### BRIEF
Report every line of the entries that contains the word "following".

RECORD SET Block Start

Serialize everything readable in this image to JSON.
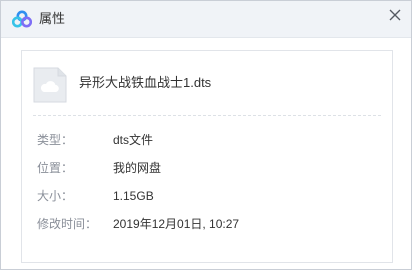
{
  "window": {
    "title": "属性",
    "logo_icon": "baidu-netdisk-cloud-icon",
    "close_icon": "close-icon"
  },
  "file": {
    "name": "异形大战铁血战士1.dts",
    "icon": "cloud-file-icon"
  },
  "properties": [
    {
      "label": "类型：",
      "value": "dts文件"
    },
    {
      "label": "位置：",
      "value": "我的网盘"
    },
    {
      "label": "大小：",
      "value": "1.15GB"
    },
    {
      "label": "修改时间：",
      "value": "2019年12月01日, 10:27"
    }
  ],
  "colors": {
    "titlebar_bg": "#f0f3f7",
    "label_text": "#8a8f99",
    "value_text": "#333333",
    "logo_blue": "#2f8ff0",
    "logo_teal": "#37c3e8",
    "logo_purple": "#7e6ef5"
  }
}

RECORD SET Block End
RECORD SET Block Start

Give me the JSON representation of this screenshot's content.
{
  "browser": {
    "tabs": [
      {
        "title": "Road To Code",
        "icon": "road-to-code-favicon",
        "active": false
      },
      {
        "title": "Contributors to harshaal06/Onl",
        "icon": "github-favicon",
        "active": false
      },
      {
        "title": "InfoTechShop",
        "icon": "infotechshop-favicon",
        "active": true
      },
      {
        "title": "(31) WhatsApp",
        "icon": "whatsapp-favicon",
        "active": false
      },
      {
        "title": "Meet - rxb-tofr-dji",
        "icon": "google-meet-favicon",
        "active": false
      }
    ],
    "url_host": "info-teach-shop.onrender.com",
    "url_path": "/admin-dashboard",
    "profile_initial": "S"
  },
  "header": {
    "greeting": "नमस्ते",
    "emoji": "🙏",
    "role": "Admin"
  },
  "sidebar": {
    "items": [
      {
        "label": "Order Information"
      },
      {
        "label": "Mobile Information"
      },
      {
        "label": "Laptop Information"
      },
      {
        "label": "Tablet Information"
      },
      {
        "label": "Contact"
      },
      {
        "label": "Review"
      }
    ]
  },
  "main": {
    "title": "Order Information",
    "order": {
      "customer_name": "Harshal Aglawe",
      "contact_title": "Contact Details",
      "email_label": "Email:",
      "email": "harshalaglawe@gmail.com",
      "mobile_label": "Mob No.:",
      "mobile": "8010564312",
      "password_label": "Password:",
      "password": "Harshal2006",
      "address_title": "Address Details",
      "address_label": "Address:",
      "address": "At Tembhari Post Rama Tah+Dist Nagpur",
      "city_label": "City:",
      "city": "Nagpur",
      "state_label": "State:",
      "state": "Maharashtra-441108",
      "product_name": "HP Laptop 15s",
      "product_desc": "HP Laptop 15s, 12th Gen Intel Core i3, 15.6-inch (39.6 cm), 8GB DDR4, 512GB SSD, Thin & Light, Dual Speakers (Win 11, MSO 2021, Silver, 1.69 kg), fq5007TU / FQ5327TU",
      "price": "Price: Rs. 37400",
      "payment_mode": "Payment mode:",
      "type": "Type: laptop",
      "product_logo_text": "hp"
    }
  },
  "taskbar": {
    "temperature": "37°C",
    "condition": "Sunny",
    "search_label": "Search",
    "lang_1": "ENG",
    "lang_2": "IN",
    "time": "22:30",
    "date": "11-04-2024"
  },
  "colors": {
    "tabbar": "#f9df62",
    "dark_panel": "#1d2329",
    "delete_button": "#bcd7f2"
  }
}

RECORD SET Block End
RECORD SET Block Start

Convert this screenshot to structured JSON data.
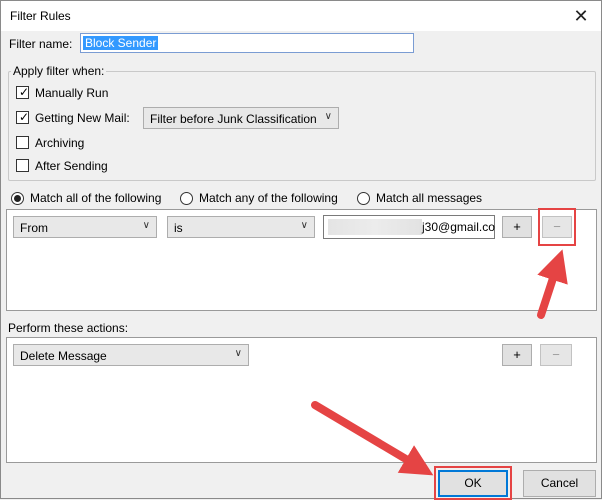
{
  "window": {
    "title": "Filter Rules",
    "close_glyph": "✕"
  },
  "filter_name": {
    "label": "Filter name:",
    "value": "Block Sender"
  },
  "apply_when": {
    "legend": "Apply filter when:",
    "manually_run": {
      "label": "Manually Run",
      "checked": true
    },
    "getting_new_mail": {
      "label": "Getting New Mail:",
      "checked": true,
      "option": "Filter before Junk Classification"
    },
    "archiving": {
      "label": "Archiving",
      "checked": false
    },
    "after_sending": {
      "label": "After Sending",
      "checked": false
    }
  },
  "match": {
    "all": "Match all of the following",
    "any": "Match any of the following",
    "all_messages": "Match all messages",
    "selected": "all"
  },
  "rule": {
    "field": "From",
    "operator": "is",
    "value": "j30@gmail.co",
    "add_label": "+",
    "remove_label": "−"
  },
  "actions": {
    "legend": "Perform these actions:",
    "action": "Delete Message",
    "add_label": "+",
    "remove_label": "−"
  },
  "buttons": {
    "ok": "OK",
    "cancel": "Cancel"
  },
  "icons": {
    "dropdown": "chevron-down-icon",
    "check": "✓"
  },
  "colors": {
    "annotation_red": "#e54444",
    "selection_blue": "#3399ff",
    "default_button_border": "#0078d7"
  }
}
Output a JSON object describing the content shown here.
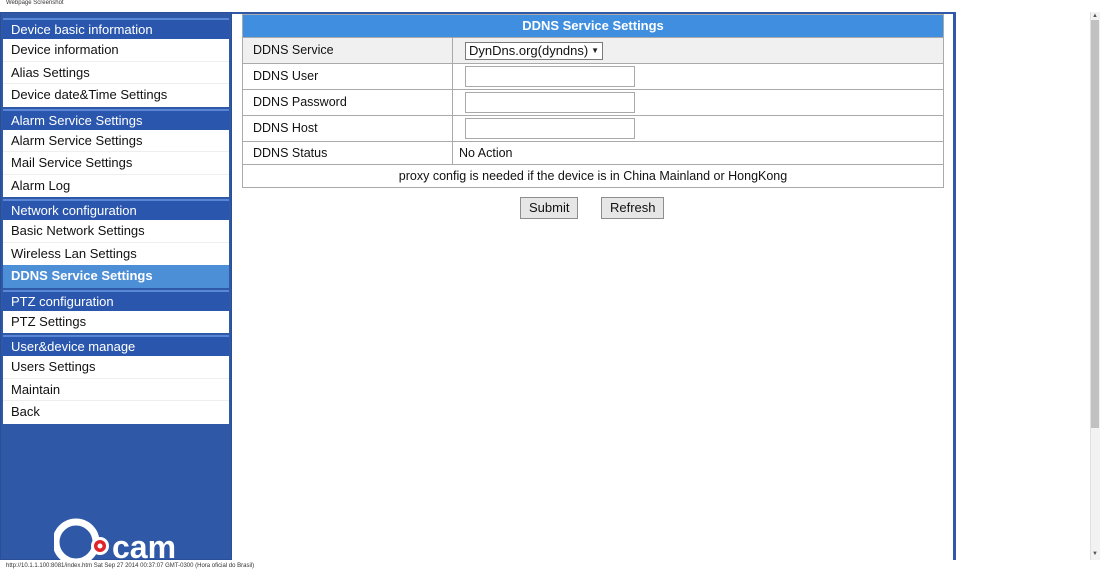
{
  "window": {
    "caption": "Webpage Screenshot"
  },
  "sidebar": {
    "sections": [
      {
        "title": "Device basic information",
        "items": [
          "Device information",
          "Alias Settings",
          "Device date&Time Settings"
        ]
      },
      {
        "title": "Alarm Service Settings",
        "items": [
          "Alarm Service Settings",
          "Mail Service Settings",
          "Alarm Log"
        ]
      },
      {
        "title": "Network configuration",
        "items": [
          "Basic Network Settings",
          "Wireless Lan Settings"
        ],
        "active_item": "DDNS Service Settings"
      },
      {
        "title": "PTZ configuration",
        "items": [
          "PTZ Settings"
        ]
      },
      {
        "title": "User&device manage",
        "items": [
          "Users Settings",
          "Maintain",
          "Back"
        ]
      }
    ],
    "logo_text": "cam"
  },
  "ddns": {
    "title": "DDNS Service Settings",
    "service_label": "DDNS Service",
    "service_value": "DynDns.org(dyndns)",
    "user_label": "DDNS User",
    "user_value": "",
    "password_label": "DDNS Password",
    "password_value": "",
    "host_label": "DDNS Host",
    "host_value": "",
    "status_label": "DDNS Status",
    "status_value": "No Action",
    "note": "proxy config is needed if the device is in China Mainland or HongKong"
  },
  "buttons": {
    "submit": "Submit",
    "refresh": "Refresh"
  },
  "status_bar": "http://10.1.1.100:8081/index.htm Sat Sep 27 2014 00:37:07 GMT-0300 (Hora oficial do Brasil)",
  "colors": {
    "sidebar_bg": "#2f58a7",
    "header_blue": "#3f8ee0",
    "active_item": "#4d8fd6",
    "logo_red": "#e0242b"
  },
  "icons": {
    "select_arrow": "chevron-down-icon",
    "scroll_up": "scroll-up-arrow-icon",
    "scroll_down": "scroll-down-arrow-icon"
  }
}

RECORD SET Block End

### SOLUTION BELOW
    "all": "Match all of the following",
    "any": "Match any of the following",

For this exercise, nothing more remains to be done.